## ACTION ITEM
Which lines of the entries contain the string "Centre"? Please find them and copy them.

[Data about app and page elements]
- Opening Delimiter -

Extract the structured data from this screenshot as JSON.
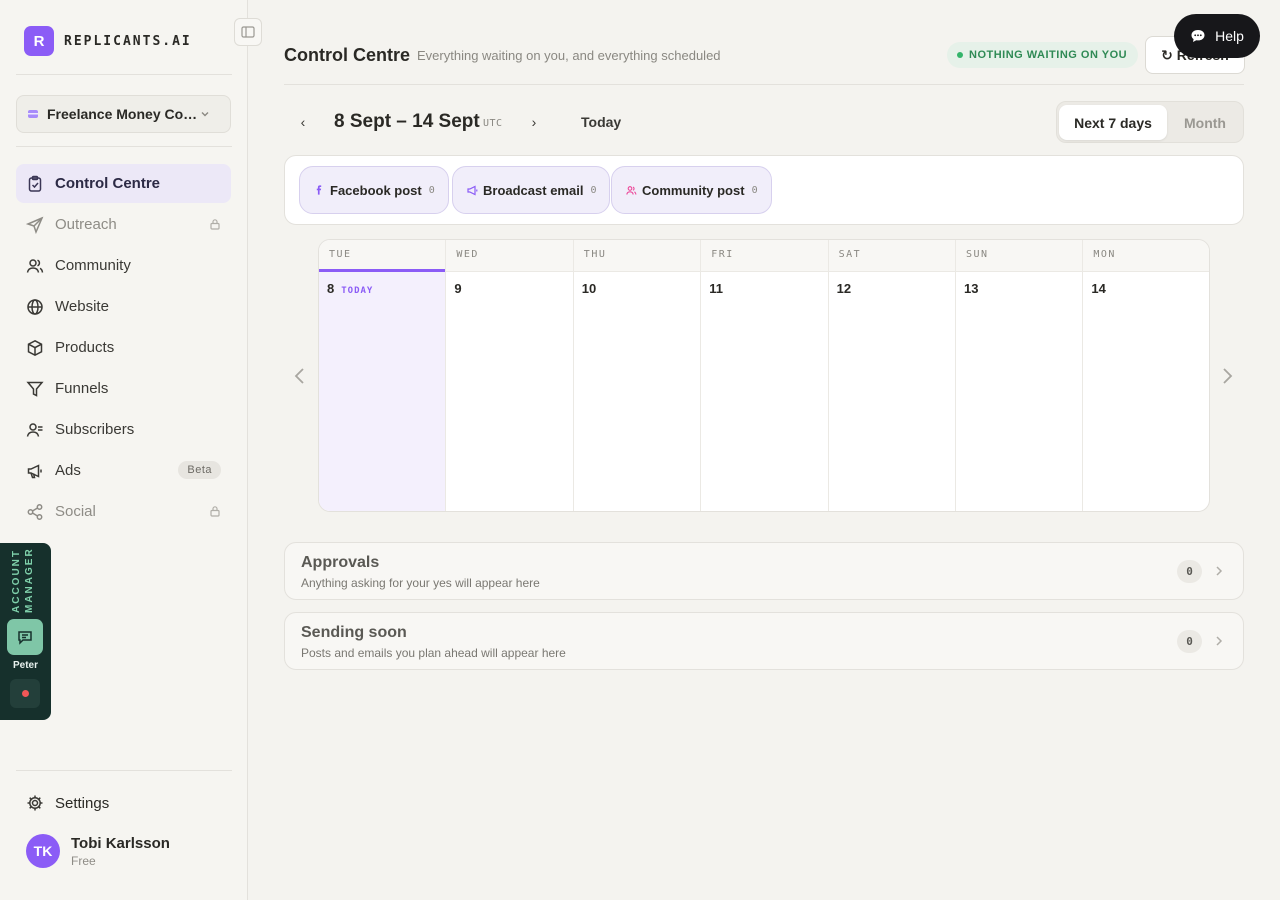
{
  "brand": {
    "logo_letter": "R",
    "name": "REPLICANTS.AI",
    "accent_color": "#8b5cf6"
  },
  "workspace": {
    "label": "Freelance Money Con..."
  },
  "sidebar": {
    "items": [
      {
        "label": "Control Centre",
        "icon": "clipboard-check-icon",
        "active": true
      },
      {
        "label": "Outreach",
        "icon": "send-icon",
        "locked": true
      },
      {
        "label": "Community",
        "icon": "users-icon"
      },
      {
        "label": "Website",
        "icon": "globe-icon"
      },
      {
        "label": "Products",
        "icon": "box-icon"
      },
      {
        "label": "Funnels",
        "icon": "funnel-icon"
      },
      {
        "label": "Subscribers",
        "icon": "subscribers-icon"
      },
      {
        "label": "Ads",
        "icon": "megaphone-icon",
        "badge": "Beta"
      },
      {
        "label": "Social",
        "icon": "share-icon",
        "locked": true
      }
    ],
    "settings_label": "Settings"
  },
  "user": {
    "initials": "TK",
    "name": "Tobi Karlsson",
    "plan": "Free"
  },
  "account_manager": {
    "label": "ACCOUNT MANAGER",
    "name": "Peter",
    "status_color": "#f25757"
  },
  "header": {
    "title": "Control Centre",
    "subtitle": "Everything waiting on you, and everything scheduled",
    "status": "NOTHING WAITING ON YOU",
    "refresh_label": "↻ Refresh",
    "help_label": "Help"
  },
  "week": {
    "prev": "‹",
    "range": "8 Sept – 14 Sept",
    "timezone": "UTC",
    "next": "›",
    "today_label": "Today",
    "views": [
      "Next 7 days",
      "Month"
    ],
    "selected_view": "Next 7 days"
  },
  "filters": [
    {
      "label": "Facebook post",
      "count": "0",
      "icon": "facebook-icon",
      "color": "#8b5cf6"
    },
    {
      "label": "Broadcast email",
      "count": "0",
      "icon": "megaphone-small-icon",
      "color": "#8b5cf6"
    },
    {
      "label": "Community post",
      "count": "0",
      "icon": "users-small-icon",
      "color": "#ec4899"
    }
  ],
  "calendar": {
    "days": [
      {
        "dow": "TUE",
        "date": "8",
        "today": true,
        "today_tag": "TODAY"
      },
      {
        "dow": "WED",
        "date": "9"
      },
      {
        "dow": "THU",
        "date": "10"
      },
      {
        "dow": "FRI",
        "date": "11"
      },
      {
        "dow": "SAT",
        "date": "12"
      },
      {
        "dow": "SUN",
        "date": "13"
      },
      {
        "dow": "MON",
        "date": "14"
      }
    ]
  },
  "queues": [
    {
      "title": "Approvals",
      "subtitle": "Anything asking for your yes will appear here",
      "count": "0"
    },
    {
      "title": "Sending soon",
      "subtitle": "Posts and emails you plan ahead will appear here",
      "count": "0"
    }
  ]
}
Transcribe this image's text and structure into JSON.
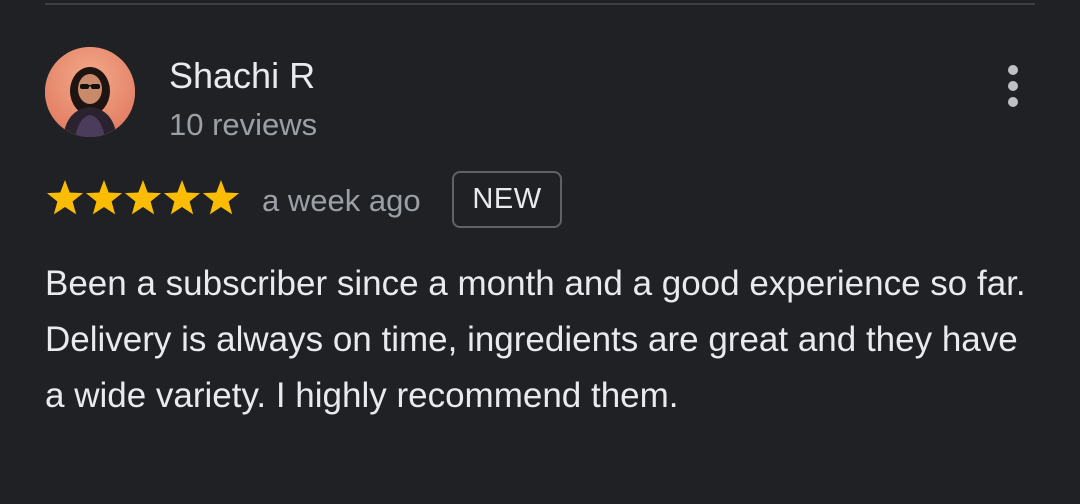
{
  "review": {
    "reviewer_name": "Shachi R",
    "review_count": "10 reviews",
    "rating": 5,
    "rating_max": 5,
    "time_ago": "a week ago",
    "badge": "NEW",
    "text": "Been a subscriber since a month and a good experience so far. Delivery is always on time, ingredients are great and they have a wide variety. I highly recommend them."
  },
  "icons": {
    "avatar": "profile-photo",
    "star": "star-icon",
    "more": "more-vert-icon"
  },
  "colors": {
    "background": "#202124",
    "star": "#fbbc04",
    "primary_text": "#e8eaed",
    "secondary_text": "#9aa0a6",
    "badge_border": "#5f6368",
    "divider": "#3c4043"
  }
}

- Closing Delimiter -
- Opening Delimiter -

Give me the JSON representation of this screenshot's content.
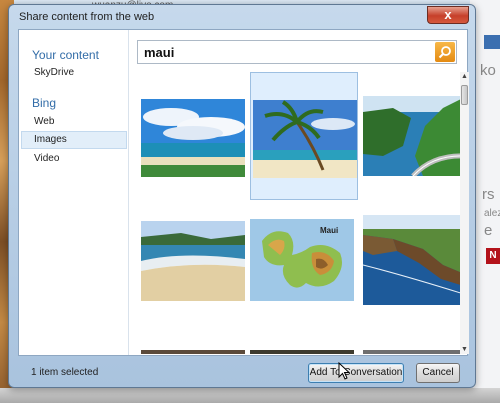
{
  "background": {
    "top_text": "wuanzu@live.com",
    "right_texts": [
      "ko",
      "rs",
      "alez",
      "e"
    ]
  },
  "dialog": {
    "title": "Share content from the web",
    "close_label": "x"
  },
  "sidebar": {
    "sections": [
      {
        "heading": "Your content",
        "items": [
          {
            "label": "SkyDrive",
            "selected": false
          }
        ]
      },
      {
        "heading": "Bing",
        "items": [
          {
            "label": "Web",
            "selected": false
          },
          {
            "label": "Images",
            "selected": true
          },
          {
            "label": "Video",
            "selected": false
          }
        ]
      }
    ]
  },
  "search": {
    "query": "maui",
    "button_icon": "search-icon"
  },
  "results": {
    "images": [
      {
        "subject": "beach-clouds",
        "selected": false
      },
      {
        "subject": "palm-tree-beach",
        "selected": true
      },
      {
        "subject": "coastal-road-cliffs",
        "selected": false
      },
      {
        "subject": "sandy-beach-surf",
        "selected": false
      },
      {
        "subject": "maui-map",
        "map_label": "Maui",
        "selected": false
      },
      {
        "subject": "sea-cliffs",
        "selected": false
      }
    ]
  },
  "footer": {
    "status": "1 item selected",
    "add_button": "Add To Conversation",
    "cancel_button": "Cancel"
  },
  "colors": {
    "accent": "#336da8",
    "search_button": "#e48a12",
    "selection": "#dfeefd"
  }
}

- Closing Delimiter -
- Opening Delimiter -

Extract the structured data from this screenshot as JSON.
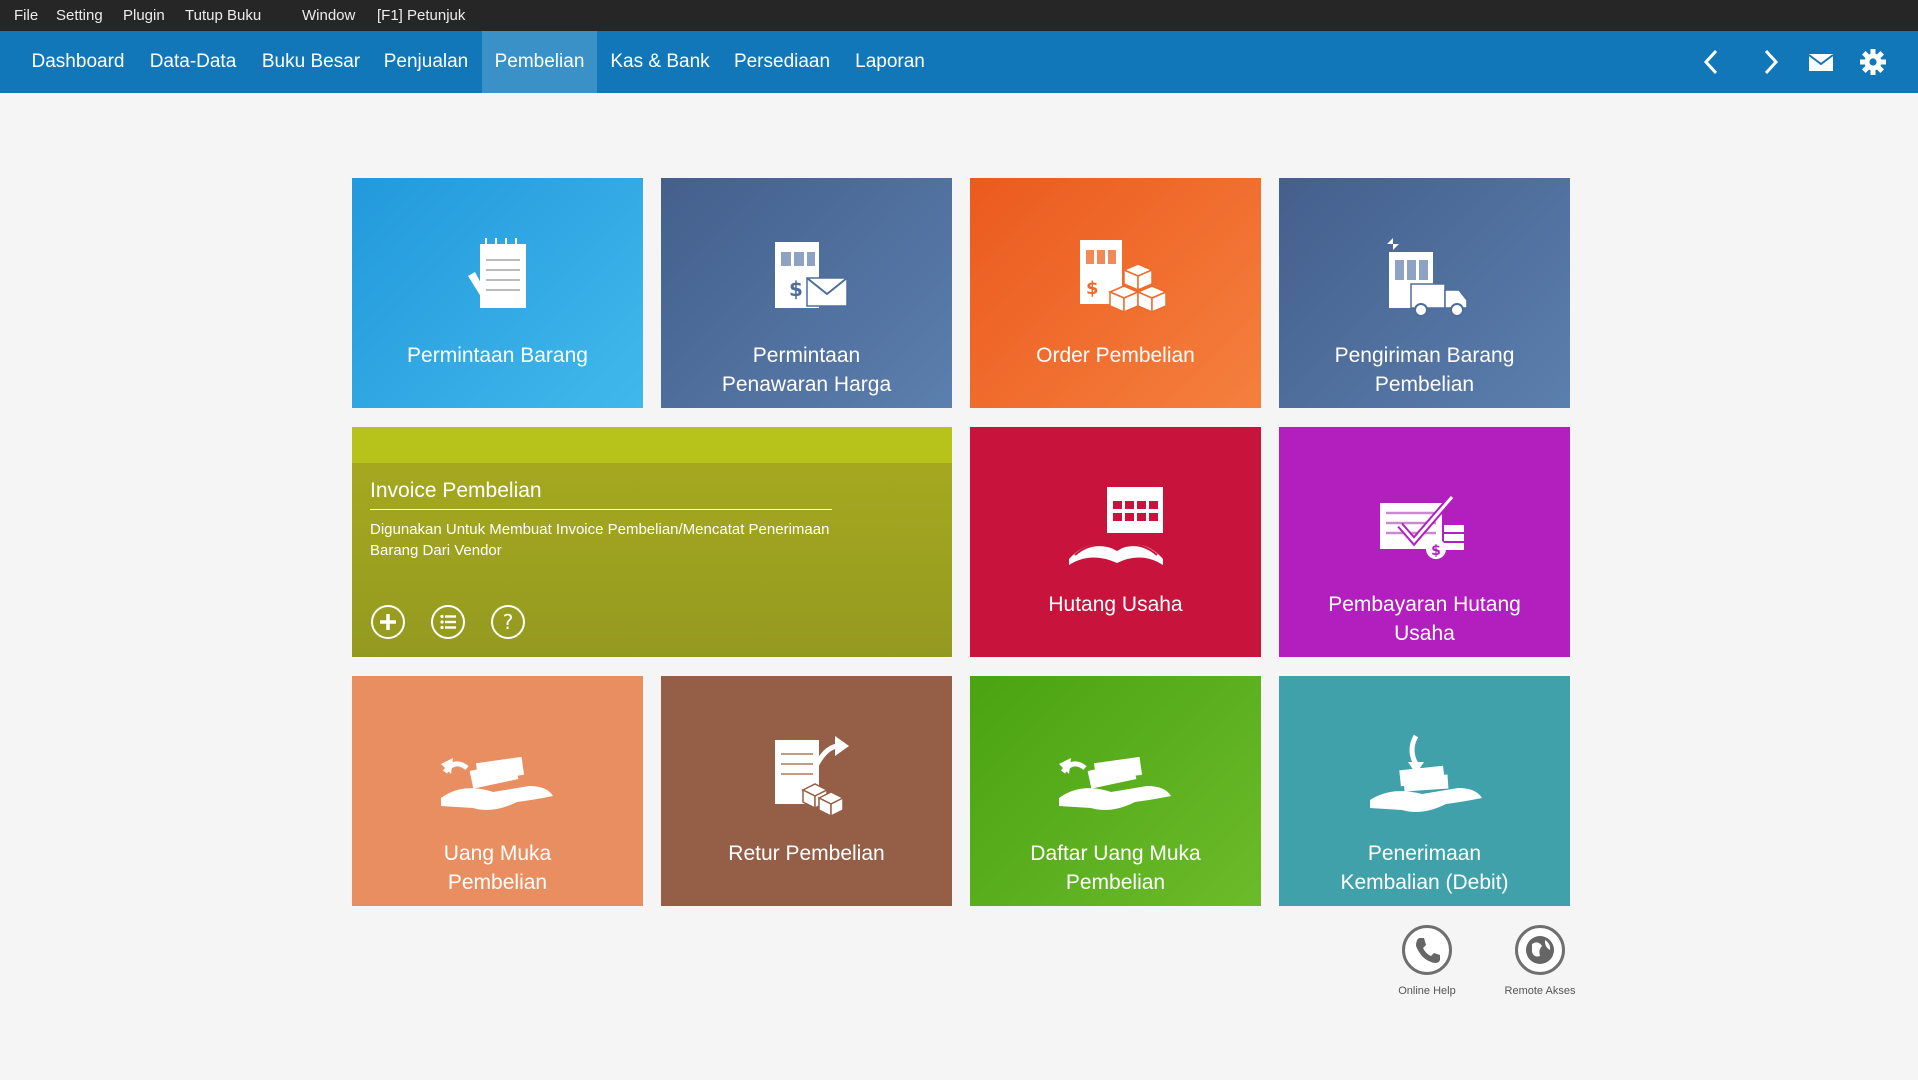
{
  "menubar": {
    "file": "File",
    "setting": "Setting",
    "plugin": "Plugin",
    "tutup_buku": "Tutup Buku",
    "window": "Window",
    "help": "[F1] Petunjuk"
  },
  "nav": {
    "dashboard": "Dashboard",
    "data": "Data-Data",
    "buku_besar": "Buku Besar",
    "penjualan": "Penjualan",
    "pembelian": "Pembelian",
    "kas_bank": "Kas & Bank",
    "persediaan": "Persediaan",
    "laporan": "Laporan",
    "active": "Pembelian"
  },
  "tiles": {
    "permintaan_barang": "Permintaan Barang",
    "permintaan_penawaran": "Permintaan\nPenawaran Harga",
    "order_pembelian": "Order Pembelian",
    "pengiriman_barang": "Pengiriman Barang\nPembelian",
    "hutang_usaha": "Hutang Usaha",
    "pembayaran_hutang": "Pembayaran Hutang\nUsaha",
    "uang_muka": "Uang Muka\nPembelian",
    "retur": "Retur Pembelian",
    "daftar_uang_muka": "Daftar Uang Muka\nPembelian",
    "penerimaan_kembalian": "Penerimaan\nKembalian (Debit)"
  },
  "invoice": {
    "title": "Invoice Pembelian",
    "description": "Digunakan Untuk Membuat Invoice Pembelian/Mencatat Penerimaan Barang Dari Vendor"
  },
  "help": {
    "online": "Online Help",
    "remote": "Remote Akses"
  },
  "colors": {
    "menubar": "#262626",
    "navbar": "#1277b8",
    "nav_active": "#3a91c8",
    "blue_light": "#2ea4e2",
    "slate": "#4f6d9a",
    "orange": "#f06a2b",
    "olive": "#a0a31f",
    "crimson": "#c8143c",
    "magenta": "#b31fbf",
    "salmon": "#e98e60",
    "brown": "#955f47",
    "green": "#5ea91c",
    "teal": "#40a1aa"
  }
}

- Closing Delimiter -

## ANSWER TO THE PROBLEM
        "label": "Control Centre",
    "title": "Control Centre",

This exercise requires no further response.